## Description of the task
The answer is the full set of records, given again exactly and without images.

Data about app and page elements

····················

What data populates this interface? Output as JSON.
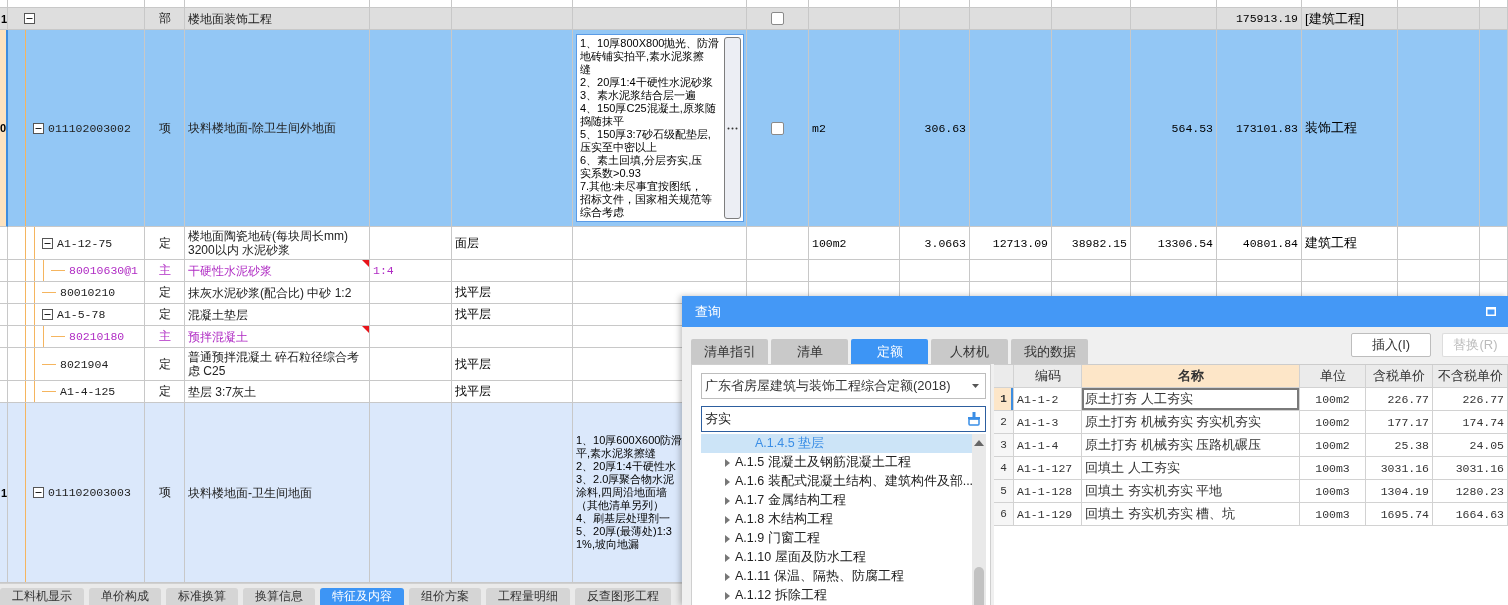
{
  "grid": {
    "rows": [
      {
        "kind": "section",
        "row_no": "1",
        "expanded": true,
        "type": "部",
        "name": "楼地面装饰工程",
        "checked": false,
        "column_13": "175913.19",
        "category": "[建筑工程]",
        "selected": false,
        "flagged": false,
        "children": [
          {
            "kind": "item",
            "row_no": "0",
            "code": "011102003002",
            "expanded": true,
            "type": "项",
            "name": "块料楼地面-除卫生间外地面",
            "editing": true,
            "features": [
              "1、10厚800X800抛光、防滑",
              "地砖铺实拍平,素水泥浆擦",
              "缝",
              "2、20厚1:4干硬性水泥砂浆",
              "3、素水泥浆结合层一遍",
              "4、150厚C25混凝土,原浆随",
              "捣随抹平",
              "5、150厚3:7砂石级配垫层,",
              "压实至中密以上",
              "6、素土回填,分层夯实,压",
              "实系数>0.93",
              "7.其他:未尽事宜按图纸，",
              "招标文件，国家相关规范等",
              "综合考虑"
            ],
            "checked": false,
            "unit": "m2",
            "quantity": "306.63",
            "column_12": "564.53",
            "column_13": "173101.83",
            "category": "装饰工程",
            "selected": true,
            "flagged": false,
            "children": [
              {
                "kind": "quota",
                "code": "A1-12-75",
                "expanded": true,
                "type": "定",
                "name": "楼地面陶瓷地砖(每块周长mm) 3200以内 水泥砂浆",
                "column_5": "面层",
                "unit": "100m2",
                "quantity": "3.0663",
                "column_10": "12713.09",
                "column_11": "38982.15",
                "column_12": "13306.54",
                "column_13": "40801.84",
                "category": "建筑工程",
                "selected": false,
                "flagged": false,
                "children": [
                  {
                    "kind": "material",
                    "code": "80010630@1",
                    "type": "主",
                    "name": "干硬性水泥砂浆",
                    "column_4": "1:4",
                    "selected": false,
                    "flagged": true
                  }
                ]
              },
              {
                "kind": "quota",
                "code": "80010210",
                "type": "定",
                "name": "抹灰水泥砂浆(配合比) 中砂 1:2",
                "column_5": "找平层",
                "selected": false,
                "flagged": false
              },
              {
                "kind": "quota",
                "code": "A1-5-78",
                "expanded": true,
                "type": "定",
                "name": "混凝土垫层",
                "column_5": "找平层",
                "selected": false,
                "flagged": false,
                "children": [
                  {
                    "kind": "material",
                    "code": "80210180",
                    "type": "主",
                    "name": "预拌混凝土",
                    "selected": false,
                    "flagged": true
                  }
                ]
              },
              {
                "kind": "quota",
                "code": "8021904",
                "type": "定",
                "name": "普通预拌混凝土 碎石粒径综合考虑 C25",
                "column_5": "找平层",
                "selected": false,
                "flagged": false
              },
              {
                "kind": "quota",
                "code": "A1-4-125",
                "type": "定",
                "name": "垫层 3:7灰土",
                "column_5": "找平层",
                "selected": false,
                "flagged": false
              }
            ]
          },
          {
            "kind": "item",
            "row_no": "1",
            "code": "011102003003",
            "expanded": true,
            "type": "项",
            "name": "块料楼地面-卫生间地面",
            "editing": false,
            "features": [
              "1、10厚600X600防滑",
              "平,素水泥浆擦缝",
              "2、20厚1:4干硬性水",
              "3、2.0厚聚合物水泥",
              "涂料,四周沿地面墙",
              "（其他清单另列）",
              "4、刷基层处理剂一",
              "5、20厚(最薄处)1:3",
              "1%,坡向地漏"
            ],
            "selected": false,
            "flagged": false
          }
        ]
      }
    ]
  },
  "bottom_tabs": [
    {
      "label": "工料机显示",
      "selected": false
    },
    {
      "label": "单价构成",
      "selected": false
    },
    {
      "label": "标准换算",
      "selected": false
    },
    {
      "label": "换算信息",
      "selected": false
    },
    {
      "label": "特征及内容",
      "selected": true
    },
    {
      "label": "组价方案",
      "selected": false
    },
    {
      "label": "工程量明细",
      "selected": false
    },
    {
      "label": "反查图形工程",
      "selected": false
    }
  ],
  "dialog": {
    "title": "查询",
    "tabs": [
      {
        "label": "清单指引",
        "selected": false
      },
      {
        "label": "清单",
        "selected": false
      },
      {
        "label": "定额",
        "selected": true
      },
      {
        "label": "人材机",
        "selected": false
      },
      {
        "label": "我的数据",
        "selected": false
      }
    ],
    "buttons": [
      {
        "label": "插入(I)",
        "disabled": false
      },
      {
        "label": "替换(R)",
        "disabled": true
      }
    ],
    "library": "广东省房屋建筑与装饰工程综合定额(2018)",
    "search": {
      "value": "夯实"
    },
    "tree": [
      {
        "children": [
          {
            "label": "A.1.4.5 垫层",
            "selected": true
          }
        ]
      },
      {
        "label": "A.1.5 混凝土及钢筋混凝土工程",
        "expanded": false,
        "selected": false
      },
      {
        "label": "A.1.6 装配式混凝土结构、建筑构件及部...",
        "expanded": false,
        "selected": false
      },
      {
        "label": "A.1.7 金属结构工程",
        "expanded": false,
        "selected": false
      },
      {
        "label": "A.1.8 木结构工程",
        "expanded": false,
        "selected": false
      },
      {
        "label": "A.1.9 门窗工程",
        "expanded": false,
        "selected": false
      },
      {
        "label": "A.1.10 屋面及防水工程",
        "expanded": false,
        "selected": false
      },
      {
        "label": "A.1.11 保温、隔热、防腐工程",
        "expanded": false,
        "selected": false
      },
      {
        "label": "A.1.12 拆除工程",
        "expanded": false,
        "selected": false
      }
    ],
    "columns": [
      {
        "label": "编码",
        "selected": false
      },
      {
        "label": "名称",
        "selected": true
      },
      {
        "label": "单位",
        "selected": false
      },
      {
        "label": "含税单价",
        "selected": false
      },
      {
        "label": "不含税单价",
        "selected": false
      }
    ],
    "rows": [
      {
        "no": "1",
        "code": "A1-1-2",
        "name": "原土打夯 人工夯实",
        "unit": "100m2",
        "price_with_tax": "226.77",
        "price_without_tax": "226.77",
        "selected": true
      },
      {
        "no": "2",
        "code": "A1-1-3",
        "name": "原土打夯 机械夯实 夯实机夯实",
        "unit": "100m2",
        "price_with_tax": "177.17",
        "price_without_tax": "174.74",
        "selected": false
      },
      {
        "no": "3",
        "code": "A1-1-4",
        "name": "原土打夯 机械夯实 压路机碾压",
        "unit": "100m2",
        "price_with_tax": "25.38",
        "price_without_tax": "24.05",
        "selected": false
      },
      {
        "no": "4",
        "code": "A1-1-127",
        "name": "回填土 人工夯实",
        "unit": "100m3",
        "price_with_tax": "3031.16",
        "price_without_tax": "3031.16",
        "selected": false
      },
      {
        "no": "5",
        "code": "A1-1-128",
        "name": "回填土 夯实机夯实 平地",
        "unit": "100m3",
        "price_with_tax": "1304.19",
        "price_without_tax": "1280.23",
        "selected": false
      },
      {
        "no": "6",
        "code": "A1-1-129",
        "name": "回填土 夯实机夯实 槽、坑",
        "unit": "100m3",
        "price_with_tax": "1695.74",
        "price_without_tax": "1664.63",
        "selected": false
      }
    ]
  }
}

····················

## Task result
What data populates this interface? Output as JSON.
{
  "grid": {
    "rows": [
      {
        "kind": "section",
        "row_no": "1",
        "expanded": true,
        "type": "部",
        "name": "楼地面装饰工程",
        "checked": false,
        "column_13": "175913.19",
        "category": "[建筑工程]",
        "selected": false,
        "flagged": false,
        "children": [
          {
            "kind": "item",
            "row_no": "0",
            "code": "011102003002",
            "expanded": true,
            "type": "项",
            "name": "块料楼地面-除卫生间外地面",
            "editing": true,
            "features": [
              "1、10厚800X800抛光、防滑",
              "地砖铺实拍平,素水泥浆擦",
              "缝",
              "2、20厚1:4干硬性水泥砂浆",
              "3、素水泥浆结合层一遍",
              "4、150厚C25混凝土,原浆随",
              "捣随抹平",
              "5、150厚3:7砂石级配垫层,",
              "压实至中密以上",
              "6、素土回填,分层夯实,压",
              "实系数>0.93",
              "7.其他:未尽事宜按图纸，",
              "招标文件，国家相关规范等",
              "综合考虑"
            ],
            "checked": false,
            "unit": "m2",
            "quantity": "306.63",
            "column_12": "564.53",
            "column_13": "173101.83",
            "category": "装饰工程",
            "selected": true,
            "flagged": false,
            "children": [
              {
                "kind": "quota",
                "code": "A1-12-75",
                "expanded": true,
                "type": "定",
                "name": "楼地面陶瓷地砖(每块周长mm) 3200以内 水泥砂浆",
                "column_5": "面层",
                "unit": "100m2",
                "quantity": "3.0663",
                "column_10": "12713.09",
                "column_11": "38982.15",
                "column_12": "13306.54",
                "column_13": "40801.84",
                "category": "建筑工程",
                "selected": false,
                "flagged": false,
                "children": [
                  {
                    "kind": "material",
                    "code": "80010630@1",
                    "type": "主",
                    "name": "干硬性水泥砂浆",
                    "column_4": "1:4",
                    "selected": false,
                    "flagged": true
                  }
                ]
              },
              {
                "kind": "quota",
                "code": "80010210",
                "type": "定",
                "name": "抹灰水泥砂浆(配合比) 中砂 1:2",
                "column_5": "找平层",
                "selected": false,
                "flagged": false
              },
              {
                "kind": "quota",
                "code": "A1-5-78",
                "expanded": true,
                "type": "定",
                "name": "混凝土垫层",
                "column_5": "找平层",
                "selected": false,
                "flagged": false,
                "children": [
                  {
                    "kind": "material",
                    "code": "80210180",
                    "type": "主",
                    "name": "预拌混凝土",
                    "selected": false,
                    "flagged": true
                  }
                ]
              },
              {
                "kind": "quota",
                "code": "8021904",
                "type": "定",
                "name": "普通预拌混凝土 碎石粒径综合考虑 C25",
                "column_5": "找平层",
                "selected": false,
                "flagged": false
              },
              {
                "kind": "quota",
                "code": "A1-4-125",
                "type": "定",
                "name": "垫层 3:7灰土",
                "column_5": "找平层",
                "selected": false,
                "flagged": false
              }
            ]
          },
          {
            "kind": "item",
            "row_no": "1",
            "code": "011102003003",
            "expanded": true,
            "type": "项",
            "name": "块料楼地面-卫生间地面",
            "editing": false,
            "features": [
              "1、10厚600X600防滑",
              "平,素水泥浆擦缝",
              "2、20厚1:4干硬性水",
              "3、2.0厚聚合物水泥",
              "涂料,四周沿地面墙",
              "（其他清单另列）",
              "4、刷基层处理剂一",
              "5、20厚(最薄处)1:3",
              "1%,坡向地漏"
            ],
            "selected": false,
            "flagged": false
          }
        ]
      }
    ]
  },
  "bottom_tabs": [
    {
      "label": "工料机显示",
      "selected": false
    },
    {
      "label": "单价构成",
      "selected": false
    },
    {
      "label": "标准换算",
      "selected": false
    },
    {
      "label": "换算信息",
      "selected": false
    },
    {
      "label": "特征及内容",
      "selected": true
    },
    {
      "label": "组价方案",
      "selected": false
    },
    {
      "label": "工程量明细",
      "selected": false
    },
    {
      "label": "反查图形工程",
      "selected": false
    }
  ],
  "dialog": {
    "title": "查询",
    "tabs": [
      {
        "label": "清单指引",
        "selected": false
      },
      {
        "label": "清单",
        "selected": false
      },
      {
        "label": "定额",
        "selected": true
      },
      {
        "label": "人材机",
        "selected": false
      },
      {
        "label": "我的数据",
        "selected": false
      }
    ],
    "buttons": [
      {
        "label": "插入(I)",
        "disabled": false
      },
      {
        "label": "替换(R)",
        "disabled": true
      }
    ],
    "library": "广东省房屋建筑与装饰工程综合定额(2018)",
    "search": {
      "value": "夯实"
    },
    "tree": [
      {
        "children": [
          {
            "label": "A.1.4.5 垫层",
            "selected": true
          }
        ]
      },
      {
        "label": "A.1.5 混凝土及钢筋混凝土工程",
        "expanded": false,
        "selected": false
      },
      {
        "label": "A.1.6 装配式混凝土结构、建筑构件及部...",
        "expanded": false,
        "selected": false
      },
      {
        "label": "A.1.7 金属结构工程",
        "expanded": false,
        "selected": false
      },
      {
        "label": "A.1.8 木结构工程",
        "expanded": false,
        "selected": false
      },
      {
        "label": "A.1.9 门窗工程",
        "expanded": false,
        "selected": false
      },
      {
        "label": "A.1.10 屋面及防水工程",
        "expanded": false,
        "selected": false
      },
      {
        "label": "A.1.11 保温、隔热、防腐工程",
        "expanded": false,
        "selected": false
      },
      {
        "label": "A.1.12 拆除工程",
        "expanded": false,
        "selected": false
      }
    ],
    "columns": [
      {
        "label": "编码",
        "selected": false
      },
      {
        "label": "名称",
        "selected": true
      },
      {
        "label": "单位",
        "selected": false
      },
      {
        "label": "含税单价",
        "selected": false
      },
      {
        "label": "不含税单价",
        "selected": false
      }
    ],
    "rows": [
      {
        "no": "1",
        "code": "A1-1-2",
        "name": "原土打夯 人工夯实",
        "unit": "100m2",
        "price_with_tax": "226.77",
        "price_without_tax": "226.77",
        "selected": true
      },
      {
        "no": "2",
        "code": "A1-1-3",
        "name": "原土打夯 机械夯实 夯实机夯实",
        "unit": "100m2",
        "price_with_tax": "177.17",
        "price_without_tax": "174.74",
        "selected": false
      },
      {
        "no": "3",
        "code": "A1-1-4",
        "name": "原土打夯 机械夯实 压路机碾压",
        "unit": "100m2",
        "price_with_tax": "25.38",
        "price_without_tax": "24.05",
        "selected": false
      },
      {
        "no": "4",
        "code": "A1-1-127",
        "name": "回填土 人工夯实",
        "unit": "100m3",
        "price_with_tax": "3031.16",
        "price_without_tax": "3031.16",
        "selected": false
      },
      {
        "no": "5",
        "code": "A1-1-128",
        "name": "回填土 夯实机夯实 平地",
        "unit": "100m3",
        "price_with_tax": "1304.19",
        "price_without_tax": "1280.23",
        "selected": false
      },
      {
        "no": "6",
        "code": "A1-1-129",
        "name": "回填土 夯实机夯实 槽、坑",
        "unit": "100m3",
        "price_with_tax": "1695.74",
        "price_without_tax": "1664.63",
        "selected": false
      }
    ]
  }
}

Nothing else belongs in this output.